Prognosis and clinicopathologic features in patients with gastric stump cancer after curative surgery
Background Gastric stump (“remnant”) cancer is the development of a malignancy related to previous gastric surgery. Prognosis in gastric stump cancer, compared with that in primary gastric cancer, is still controversial.
Methods From January 1988 to December 2012 at a single medical centre in Taiwan, 105 patients with gastric stump cancer, including 85 with previous peptic ulcer disease and 20 with previous gastric cancer, were analyzed for clinicopathologic characteristics and overall survival (os).

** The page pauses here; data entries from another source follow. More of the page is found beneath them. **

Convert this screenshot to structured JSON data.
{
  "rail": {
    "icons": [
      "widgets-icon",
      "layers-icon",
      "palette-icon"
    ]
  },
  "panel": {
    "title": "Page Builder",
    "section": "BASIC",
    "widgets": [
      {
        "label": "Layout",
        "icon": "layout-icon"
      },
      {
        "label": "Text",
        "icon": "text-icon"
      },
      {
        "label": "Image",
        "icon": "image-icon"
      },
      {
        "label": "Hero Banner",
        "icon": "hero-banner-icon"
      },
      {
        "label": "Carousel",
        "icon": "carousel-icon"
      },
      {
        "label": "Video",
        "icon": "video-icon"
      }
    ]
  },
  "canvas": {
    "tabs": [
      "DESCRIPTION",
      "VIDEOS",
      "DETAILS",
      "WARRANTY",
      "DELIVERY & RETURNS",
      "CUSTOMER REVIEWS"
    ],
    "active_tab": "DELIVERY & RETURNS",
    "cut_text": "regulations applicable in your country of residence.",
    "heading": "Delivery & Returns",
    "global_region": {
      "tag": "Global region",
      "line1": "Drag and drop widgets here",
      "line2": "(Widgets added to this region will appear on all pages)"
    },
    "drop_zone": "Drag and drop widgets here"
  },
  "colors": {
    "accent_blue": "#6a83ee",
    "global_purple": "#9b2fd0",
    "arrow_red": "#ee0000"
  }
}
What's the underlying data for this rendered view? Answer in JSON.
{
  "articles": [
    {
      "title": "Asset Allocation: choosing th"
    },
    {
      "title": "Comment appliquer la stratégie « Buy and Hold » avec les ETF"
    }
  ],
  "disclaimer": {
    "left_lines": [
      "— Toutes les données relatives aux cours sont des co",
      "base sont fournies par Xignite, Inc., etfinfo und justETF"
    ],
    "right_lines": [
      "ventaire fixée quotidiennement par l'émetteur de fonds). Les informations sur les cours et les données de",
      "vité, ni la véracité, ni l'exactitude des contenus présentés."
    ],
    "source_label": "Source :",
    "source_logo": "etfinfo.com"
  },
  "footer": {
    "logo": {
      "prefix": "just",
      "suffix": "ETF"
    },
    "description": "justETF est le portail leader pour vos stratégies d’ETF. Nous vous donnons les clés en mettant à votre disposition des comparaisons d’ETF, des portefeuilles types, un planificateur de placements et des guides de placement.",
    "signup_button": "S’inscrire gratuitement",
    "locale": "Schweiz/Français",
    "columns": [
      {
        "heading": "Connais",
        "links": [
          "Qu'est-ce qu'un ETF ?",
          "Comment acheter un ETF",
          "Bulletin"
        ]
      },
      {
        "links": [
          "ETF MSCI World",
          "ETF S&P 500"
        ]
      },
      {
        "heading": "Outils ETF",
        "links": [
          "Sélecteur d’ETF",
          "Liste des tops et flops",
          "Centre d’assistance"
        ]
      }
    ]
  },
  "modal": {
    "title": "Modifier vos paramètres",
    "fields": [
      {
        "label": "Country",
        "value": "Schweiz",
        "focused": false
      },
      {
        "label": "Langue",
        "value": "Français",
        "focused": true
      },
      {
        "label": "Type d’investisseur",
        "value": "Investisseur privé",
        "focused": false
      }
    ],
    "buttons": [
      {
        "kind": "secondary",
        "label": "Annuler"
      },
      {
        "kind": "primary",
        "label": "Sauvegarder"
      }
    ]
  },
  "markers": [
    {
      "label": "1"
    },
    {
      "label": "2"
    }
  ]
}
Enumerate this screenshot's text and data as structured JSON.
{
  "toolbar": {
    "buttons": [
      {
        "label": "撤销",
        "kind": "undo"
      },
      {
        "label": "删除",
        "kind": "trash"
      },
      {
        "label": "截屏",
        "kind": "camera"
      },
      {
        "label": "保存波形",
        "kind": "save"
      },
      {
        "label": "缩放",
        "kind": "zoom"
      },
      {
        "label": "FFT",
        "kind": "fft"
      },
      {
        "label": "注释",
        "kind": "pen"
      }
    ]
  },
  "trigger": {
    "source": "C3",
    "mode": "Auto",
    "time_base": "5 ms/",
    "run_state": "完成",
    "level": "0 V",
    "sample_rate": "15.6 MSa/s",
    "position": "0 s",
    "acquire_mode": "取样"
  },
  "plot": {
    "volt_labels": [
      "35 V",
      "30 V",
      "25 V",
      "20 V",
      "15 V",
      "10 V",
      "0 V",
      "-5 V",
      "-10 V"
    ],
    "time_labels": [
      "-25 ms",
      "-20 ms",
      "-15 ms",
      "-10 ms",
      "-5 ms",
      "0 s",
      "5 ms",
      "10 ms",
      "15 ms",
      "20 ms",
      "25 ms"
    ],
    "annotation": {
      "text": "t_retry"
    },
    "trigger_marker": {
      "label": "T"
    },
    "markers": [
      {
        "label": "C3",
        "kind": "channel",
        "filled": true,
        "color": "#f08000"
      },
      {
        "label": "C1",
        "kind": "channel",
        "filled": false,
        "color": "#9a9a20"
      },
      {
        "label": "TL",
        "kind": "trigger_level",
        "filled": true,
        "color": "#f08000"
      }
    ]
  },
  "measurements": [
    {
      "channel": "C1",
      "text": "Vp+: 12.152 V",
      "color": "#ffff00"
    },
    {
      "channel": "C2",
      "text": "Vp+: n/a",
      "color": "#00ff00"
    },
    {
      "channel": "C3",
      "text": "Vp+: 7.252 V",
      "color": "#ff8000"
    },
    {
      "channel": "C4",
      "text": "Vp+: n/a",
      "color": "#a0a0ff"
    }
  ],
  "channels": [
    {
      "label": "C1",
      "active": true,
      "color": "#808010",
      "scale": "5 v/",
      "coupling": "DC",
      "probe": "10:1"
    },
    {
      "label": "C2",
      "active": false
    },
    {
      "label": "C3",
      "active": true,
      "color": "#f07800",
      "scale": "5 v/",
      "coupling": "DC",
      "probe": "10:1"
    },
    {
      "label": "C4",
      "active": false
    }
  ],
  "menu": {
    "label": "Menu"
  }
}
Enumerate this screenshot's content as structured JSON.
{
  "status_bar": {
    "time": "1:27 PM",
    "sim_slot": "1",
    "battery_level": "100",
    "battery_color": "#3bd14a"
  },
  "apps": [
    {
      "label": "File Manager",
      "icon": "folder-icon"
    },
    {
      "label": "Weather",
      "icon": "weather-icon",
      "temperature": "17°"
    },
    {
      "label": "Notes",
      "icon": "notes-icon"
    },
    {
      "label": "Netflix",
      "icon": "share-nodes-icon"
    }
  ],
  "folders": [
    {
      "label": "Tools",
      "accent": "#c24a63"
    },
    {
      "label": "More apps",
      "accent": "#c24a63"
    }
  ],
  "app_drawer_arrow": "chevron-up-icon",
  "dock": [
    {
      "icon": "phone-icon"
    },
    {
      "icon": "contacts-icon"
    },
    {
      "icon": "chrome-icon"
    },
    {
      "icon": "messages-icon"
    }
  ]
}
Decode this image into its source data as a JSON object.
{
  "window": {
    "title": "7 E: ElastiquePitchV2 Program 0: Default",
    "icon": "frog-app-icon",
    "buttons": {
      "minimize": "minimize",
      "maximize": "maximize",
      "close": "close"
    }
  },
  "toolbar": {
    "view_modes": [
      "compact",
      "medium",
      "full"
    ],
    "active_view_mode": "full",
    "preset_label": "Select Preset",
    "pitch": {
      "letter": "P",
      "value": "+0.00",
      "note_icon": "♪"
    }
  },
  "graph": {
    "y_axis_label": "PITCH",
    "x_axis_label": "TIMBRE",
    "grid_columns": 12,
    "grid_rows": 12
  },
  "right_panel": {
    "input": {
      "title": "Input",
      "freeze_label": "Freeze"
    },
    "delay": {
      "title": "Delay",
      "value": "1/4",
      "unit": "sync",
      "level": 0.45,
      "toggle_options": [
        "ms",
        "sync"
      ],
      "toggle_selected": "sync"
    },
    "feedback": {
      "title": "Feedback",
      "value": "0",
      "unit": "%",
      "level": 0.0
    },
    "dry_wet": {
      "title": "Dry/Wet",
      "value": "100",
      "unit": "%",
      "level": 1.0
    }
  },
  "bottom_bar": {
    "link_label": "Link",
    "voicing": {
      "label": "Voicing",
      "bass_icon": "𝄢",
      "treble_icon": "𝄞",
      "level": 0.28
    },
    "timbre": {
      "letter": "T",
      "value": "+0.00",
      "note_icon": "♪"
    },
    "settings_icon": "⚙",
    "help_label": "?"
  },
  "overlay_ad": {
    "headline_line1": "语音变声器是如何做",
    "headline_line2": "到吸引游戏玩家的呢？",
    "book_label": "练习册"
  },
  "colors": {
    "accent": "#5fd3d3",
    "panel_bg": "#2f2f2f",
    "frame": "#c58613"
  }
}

Results The 5-year os rates for patients with gastric stump cancer and with primary gastric cancer were 51.2% and 54.5% respectively (p = 0.035). Analysis of clinicopathologic characteristics indicated that, compared with patients having primary gastric cancer, those with gastric stump cancer had more lymph node metastasis (p < 0.001) and had been diagnosed at a more advanced stage (p = 0.047). Multivariate analysis with os as an endpoint showed that age [p = 0.015; hazard ratio (hr): 2.300; 95% confidence interval (ci): 1.173 to 4.509], tumour size (p = 0.037; hr: 1.700; 95% ci: 1.031 to 2.801), stromal reaction (p = 0.021; hr: 1.802; 95% ci: 1.094 to 2.969), and pathologic N category (p = 0.001; hr: 1.449; 95% ci: 1.161 to 1.807) were independent predictors in gastric stump cancer. The os rates for patients with gastric stump cancer who previously had gastric cancer or peptic ulcer disease were 72.9% and 50.0% respectively (p = 0.019). The Borrmann classification was more superficial (p = 0.005), lymph node metastases were fewer (p = 0.004), and staging was less advanced (p = 0.025) in patients with gastric stump cancer who previously had gastric cancer than in their counterparts who previously had peptic ulcer disease.
Conclusions Survival is poorer in patients with gastric stump cancer who previously had peptic ulcer disease than in those who previously had primary gastric cancer. Patients with gastric stump cancer who previously had gastric cancer and could receive curative gastrectomy tended to have a better prognosis because of a more superficial Borrmann classification. Regular follow-up in patients who have undergone gastric surgery is recommended for the early detection of gastric stump cancer.